### About this task
What is the number of lines below that contain the word "estado"? Give only that number.

### Data section
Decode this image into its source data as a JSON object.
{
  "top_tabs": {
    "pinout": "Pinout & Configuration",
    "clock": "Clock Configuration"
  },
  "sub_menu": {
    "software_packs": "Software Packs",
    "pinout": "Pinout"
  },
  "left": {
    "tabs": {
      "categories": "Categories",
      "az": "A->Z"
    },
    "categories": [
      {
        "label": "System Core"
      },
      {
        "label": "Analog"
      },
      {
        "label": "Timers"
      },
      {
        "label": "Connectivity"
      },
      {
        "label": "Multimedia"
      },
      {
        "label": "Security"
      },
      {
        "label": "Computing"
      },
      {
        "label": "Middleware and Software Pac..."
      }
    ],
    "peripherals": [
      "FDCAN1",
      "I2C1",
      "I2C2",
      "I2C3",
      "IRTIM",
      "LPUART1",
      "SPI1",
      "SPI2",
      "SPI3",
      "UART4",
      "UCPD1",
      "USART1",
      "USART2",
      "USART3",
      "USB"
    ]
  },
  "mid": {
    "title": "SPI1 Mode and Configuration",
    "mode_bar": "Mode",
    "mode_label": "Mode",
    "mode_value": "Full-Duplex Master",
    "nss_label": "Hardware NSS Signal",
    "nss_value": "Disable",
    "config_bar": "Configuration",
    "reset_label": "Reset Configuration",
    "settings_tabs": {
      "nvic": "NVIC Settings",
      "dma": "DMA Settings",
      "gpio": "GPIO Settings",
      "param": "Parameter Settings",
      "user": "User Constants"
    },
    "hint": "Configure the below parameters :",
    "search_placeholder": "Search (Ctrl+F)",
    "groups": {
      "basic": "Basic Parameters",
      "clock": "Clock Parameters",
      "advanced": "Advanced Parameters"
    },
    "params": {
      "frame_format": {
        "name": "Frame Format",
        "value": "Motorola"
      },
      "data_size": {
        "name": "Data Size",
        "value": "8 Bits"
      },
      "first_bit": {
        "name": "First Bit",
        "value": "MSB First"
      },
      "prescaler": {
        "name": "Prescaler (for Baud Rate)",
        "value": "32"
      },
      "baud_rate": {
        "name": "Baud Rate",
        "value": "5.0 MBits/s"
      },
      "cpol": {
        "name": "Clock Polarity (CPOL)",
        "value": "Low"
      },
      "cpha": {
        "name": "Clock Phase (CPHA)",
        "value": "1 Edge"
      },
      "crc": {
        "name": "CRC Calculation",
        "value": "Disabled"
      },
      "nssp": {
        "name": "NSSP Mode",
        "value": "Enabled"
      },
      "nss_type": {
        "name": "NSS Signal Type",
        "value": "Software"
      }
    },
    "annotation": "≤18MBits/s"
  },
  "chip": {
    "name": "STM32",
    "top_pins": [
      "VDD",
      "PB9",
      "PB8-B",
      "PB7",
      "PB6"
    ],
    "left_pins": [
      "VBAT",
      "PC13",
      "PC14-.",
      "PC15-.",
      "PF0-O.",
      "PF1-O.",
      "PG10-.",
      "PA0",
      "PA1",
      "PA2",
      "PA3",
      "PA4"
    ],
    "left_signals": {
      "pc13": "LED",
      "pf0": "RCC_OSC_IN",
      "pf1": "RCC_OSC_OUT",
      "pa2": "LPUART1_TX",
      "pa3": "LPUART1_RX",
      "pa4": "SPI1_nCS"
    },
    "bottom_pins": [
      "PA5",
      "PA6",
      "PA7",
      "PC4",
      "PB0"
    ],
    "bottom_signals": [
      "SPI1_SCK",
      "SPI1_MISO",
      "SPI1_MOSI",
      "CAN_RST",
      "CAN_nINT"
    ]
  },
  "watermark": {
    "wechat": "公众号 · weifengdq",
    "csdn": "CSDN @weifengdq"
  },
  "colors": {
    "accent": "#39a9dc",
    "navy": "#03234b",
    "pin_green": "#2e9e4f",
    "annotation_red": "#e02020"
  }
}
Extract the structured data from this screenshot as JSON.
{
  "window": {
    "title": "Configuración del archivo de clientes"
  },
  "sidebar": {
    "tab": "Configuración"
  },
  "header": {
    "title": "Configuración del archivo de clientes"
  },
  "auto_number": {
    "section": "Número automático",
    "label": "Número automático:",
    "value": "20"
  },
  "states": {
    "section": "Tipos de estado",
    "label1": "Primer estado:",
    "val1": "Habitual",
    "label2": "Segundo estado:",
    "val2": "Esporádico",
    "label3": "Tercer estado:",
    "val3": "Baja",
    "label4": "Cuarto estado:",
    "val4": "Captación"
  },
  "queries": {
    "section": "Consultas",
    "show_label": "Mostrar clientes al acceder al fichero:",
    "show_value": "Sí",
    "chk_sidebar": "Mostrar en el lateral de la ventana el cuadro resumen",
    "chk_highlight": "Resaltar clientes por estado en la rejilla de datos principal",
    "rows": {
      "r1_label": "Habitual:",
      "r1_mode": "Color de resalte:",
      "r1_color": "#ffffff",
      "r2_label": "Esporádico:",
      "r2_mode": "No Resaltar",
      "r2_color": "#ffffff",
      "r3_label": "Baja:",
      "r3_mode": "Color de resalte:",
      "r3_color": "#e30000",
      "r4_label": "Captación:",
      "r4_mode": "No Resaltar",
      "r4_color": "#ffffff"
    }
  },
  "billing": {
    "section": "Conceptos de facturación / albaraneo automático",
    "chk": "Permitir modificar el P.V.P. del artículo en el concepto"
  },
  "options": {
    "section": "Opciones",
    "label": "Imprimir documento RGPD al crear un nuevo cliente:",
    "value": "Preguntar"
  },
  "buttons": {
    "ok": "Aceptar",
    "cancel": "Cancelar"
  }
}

### Answer to the problem
6